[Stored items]
#####
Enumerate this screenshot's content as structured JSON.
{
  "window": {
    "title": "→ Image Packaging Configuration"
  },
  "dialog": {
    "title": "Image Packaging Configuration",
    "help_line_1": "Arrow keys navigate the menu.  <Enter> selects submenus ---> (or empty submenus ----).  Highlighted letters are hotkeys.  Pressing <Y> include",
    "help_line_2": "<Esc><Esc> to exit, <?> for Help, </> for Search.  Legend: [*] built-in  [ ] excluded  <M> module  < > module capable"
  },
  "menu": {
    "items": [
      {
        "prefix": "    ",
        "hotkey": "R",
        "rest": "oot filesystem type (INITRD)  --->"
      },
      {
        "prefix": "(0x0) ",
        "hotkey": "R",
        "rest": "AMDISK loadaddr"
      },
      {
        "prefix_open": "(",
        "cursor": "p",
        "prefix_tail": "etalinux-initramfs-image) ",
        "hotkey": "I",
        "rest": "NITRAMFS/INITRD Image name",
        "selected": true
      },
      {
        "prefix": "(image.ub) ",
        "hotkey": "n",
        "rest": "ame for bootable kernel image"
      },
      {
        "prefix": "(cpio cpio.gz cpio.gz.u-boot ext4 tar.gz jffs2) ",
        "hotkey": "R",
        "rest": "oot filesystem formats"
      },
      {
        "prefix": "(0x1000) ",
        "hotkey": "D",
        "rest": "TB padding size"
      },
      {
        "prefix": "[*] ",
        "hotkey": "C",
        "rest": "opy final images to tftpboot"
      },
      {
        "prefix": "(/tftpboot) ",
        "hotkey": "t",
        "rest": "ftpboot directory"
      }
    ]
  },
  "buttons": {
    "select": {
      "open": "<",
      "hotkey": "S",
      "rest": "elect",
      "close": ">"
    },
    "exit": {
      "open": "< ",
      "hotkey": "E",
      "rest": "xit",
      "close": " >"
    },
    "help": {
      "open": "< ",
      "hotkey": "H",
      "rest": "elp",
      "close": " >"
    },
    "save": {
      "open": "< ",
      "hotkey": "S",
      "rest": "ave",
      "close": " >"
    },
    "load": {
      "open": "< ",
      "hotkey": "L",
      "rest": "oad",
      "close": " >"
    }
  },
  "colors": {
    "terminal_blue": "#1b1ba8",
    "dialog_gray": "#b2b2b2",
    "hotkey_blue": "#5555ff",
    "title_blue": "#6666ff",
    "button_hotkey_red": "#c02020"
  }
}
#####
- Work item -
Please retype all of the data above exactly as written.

- Answer box -
Enumerate this screenshot's content as structured JSON.
{
  "window": {
    "title": "→ Image Packaging Configuration"
  },
  "dialog": {
    "title": "Image Packaging Configuration",
    "help_line_1": "Arrow keys navigate the menu.  <Enter> selects submenus ---> (or empty submenus ----).  Highlighted letters are hotkeys.  Pressing <Y> include",
    "help_line_2": "<Esc><Esc> to exit, <?> for Help, </> for Search.  Legend: [*] built-in  [ ] excluded  <M> module  < > module capable"
  },
  "menu": {
    "items": [
      {
        "prefix": "    ",
        "hotkey": "R",
        "rest": "oot filesystem type (INITRD)  --->"
      },
      {
        "prefix": "(0x0) ",
        "hotkey": "R",
        "rest": "AMDISK loadaddr"
      },
      {
        "prefix_open": "(",
        "cursor": "p",
        "prefix_tail": "etalinux-initramfs-image) ",
        "hotkey": "I",
        "rest": "NITRAMFS/INITRD Image name",
        "selected": true
      },
      {
        "prefix": "(image.ub) ",
        "hotkey": "n",
        "rest": "ame for bootable kernel image"
      },
      {
        "prefix": "(cpio cpio.gz cpio.gz.u-boot ext4 tar.gz jffs2) ",
        "hotkey": "R",
        "rest": "oot filesystem formats"
      },
      {
        "prefix": "(0x1000) ",
        "hotkey": "D",
        "rest": "TB padding size"
      },
      {
        "prefix": "[*] ",
        "hotkey": "C",
        "rest": "opy final images to tftpboot"
      },
      {
        "prefix": "(/tftpboot) ",
        "hotkey": "t",
        "rest": "ftpboot directory"
      }
    ]
  },
  "buttons": {
    "select": {
      "open": "<",
      "hotkey": "S",
      "rest": "elect",
      "close": ">"
    },
    "exit": {
      "open": "< ",
      "hotkey": "E",
      "rest": "xit",
      "close": " >"
    },
    "help": {
      "open": "< ",
      "hotkey": "H",
      "rest": "elp",
      "close": " >"
    },
    "save": {
      "open": "< ",
      "hotkey": "S",
      "rest": "ave",
      "close": " >"
    },
    "load": {
      "open": "< ",
      "hotkey": "L",
      "rest": "oad",
      "close": " >"
    }
  },
  "colors": {
    "terminal_blue": "#1b1ba8",
    "dialog_gray": "#b2b2b2",
    "hotkey_blue": "#5555ff",
    "title_blue": "#6666ff",
    "button_hotkey_red": "#c02020"
  }
}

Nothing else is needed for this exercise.